Key point 3 – Double counting of services
DERs provide multiple “stacked” services, and part of that stacking is from their ability to participate in multiple wholesale and retail markets. A distributed solar array, for example, can provide energy to a participating energy storage resource on the retail side for the storage resource to discharge on the wholesale side. This charging and the discharging cycle could lead to double counting if the retail and wholesale transaction is not kept track of and accounted for in the financial settlements.
SEIA argued for clear guidance to avoid this double-counting situation. As a result, FERC required ISOs to spell out market participation rules for DERs, providing multiple services at both retail and wholesale levels. This double counting is challenging in markets that do not have experience such as MISO, but NYISO provides a working example with its dual participation model.
Key point 4 – Locational requirements
For distributed solar to provide stacked services in wholesale and retail markets, the DER aggregator should have the flexibility to mix and match more than 100 kW size resources from different locations. The benefit of participating in the wholesale market must outweigh the costs of its technical requirements, such as metering and telemetry and interconnection costs.
SEIA did not want these aggregations to be limited to a single pricing node at the ISO level. FERC took this SEIA position and others into consideration when it required each ISO to “establish locational requirements for distributed energy resources to participate in a distributed energy resource aggregation that are as geographically broad as technically feasible.” Each ISO would establish their locational requirements most likely based on its resource adequacy zones that establish locational capacity requirements.
Key point 5 – Distribution utility role
As one would expect, for distributed solar to participate in wholesale markets – the distribution utilities must have a role. And FERC order required ISOs to spell out how they would coordinate with the distribution utilities and DER aggregators. An additional concern is, what happens to the existing DERs that are already participating in the wholesale markets such as CAISO, PJM, and NYISO?
Hence SEIA argued that a “streamlined process” be required for DERs that are already participating in these organized markets. FERC required ISOs to revise their tariffs on coordination with the distribution utilities and aggregators, and on ongoing operational concerns so that ISOs have insights into transmission system impacts from DERs. FERC also recognized some of the operational coordination “interoperability” is still in the nascent stage.
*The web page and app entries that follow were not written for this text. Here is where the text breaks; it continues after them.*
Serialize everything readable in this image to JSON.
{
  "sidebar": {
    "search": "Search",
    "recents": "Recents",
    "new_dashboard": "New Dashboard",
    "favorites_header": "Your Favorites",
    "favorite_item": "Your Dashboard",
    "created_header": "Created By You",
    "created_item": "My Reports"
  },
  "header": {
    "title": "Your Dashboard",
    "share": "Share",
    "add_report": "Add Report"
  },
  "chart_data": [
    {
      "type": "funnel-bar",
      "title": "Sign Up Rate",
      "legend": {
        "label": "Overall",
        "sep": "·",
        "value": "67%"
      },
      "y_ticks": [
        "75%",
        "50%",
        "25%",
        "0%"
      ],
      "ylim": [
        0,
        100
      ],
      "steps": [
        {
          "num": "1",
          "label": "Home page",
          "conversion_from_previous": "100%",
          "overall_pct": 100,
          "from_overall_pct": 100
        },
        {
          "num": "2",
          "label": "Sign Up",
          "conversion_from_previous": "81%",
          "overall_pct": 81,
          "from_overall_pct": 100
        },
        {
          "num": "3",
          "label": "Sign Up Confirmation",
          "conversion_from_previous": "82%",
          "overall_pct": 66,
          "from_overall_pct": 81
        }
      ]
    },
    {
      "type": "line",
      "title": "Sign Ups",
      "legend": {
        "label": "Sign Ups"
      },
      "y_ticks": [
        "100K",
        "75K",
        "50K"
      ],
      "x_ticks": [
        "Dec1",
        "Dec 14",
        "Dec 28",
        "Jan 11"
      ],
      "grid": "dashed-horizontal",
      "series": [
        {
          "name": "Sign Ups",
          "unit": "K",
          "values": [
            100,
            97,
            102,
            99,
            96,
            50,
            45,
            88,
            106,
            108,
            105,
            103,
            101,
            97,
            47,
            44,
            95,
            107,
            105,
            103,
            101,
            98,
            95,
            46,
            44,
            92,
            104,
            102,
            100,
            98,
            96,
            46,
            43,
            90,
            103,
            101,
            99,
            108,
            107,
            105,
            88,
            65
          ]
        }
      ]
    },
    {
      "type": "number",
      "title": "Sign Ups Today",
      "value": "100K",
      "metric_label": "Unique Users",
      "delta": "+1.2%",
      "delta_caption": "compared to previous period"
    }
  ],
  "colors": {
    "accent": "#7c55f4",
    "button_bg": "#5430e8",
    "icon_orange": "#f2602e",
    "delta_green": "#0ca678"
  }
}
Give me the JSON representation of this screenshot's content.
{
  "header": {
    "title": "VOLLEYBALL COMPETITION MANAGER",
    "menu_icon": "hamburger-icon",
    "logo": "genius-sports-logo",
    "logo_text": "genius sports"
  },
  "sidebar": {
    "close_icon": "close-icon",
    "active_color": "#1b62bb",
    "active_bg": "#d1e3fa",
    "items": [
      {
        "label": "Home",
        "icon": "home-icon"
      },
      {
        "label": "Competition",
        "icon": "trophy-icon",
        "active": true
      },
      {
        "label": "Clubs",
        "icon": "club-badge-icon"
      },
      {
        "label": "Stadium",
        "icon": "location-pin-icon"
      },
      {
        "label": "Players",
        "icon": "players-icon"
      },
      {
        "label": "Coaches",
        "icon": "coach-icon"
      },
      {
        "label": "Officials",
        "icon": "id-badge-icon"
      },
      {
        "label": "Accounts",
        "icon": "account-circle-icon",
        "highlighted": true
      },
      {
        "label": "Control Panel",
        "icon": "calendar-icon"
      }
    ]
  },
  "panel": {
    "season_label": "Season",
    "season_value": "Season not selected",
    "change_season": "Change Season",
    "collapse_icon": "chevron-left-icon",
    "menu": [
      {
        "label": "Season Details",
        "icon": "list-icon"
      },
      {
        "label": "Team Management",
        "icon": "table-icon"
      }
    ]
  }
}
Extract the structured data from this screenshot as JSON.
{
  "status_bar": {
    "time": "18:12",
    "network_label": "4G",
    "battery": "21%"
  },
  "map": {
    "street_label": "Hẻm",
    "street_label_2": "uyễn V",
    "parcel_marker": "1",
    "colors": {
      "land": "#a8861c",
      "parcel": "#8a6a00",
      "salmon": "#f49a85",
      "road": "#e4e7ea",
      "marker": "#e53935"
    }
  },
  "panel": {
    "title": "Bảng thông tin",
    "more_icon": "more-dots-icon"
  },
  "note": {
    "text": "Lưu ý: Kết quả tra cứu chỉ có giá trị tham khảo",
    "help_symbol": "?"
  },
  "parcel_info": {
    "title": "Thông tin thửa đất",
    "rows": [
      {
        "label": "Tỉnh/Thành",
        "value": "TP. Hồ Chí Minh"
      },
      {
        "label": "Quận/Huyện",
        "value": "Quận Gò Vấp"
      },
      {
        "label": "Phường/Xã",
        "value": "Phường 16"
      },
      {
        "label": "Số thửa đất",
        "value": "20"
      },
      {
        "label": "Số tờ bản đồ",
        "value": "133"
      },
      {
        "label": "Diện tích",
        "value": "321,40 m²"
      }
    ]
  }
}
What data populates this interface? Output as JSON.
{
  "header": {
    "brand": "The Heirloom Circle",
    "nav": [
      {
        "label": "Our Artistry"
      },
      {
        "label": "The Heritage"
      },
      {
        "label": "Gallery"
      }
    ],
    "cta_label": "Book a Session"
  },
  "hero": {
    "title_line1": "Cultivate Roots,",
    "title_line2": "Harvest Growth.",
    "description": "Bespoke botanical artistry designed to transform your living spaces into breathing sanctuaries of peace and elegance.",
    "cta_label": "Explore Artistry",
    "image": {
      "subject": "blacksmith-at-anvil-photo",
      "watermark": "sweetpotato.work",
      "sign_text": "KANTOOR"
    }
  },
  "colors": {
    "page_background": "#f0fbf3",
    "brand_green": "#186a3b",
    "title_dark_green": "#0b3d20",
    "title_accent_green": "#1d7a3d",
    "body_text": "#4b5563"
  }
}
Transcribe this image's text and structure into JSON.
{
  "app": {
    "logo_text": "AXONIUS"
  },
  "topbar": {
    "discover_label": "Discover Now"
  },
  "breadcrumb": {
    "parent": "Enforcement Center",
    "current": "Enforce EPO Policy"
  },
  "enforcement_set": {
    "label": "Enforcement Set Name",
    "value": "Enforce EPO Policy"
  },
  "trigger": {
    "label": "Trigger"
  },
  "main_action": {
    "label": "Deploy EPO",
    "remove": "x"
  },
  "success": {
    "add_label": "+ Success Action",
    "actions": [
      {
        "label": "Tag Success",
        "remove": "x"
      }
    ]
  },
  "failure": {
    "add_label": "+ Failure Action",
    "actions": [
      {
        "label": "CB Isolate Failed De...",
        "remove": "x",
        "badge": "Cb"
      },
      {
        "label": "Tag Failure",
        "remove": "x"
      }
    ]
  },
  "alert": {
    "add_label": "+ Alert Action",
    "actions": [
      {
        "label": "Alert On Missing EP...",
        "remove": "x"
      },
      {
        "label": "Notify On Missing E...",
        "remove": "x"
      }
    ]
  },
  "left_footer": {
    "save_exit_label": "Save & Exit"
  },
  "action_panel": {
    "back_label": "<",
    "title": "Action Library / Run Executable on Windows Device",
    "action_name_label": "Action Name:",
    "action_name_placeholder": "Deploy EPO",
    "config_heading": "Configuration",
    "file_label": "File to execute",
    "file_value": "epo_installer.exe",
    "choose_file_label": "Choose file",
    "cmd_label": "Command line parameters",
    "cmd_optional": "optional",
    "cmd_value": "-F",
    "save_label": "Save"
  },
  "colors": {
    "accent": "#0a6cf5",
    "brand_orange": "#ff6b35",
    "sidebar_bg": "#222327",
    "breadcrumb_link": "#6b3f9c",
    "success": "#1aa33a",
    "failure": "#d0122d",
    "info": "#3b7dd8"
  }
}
Unlike the electric storage order 841, FERC did not specify a compliance deadline for the ISOs. But after order 2222 is published in the Federal Register, ISOs must file their proposed tariff rules after working with the stakeholders, including distributed solar developers.
It remains to be seen if NARUC and Edison Electric Institute (EEI) (the distribution utility association) have any grievances with this order 2222, and whether they would appeal to FERC and D.C. Circuit Court of Appeals as was the case in FERC Order 841. In that storage order, D.C. Circuit affirmed FERC has the authority on storage participating in wholesale markets even if it was connected to the distribution system.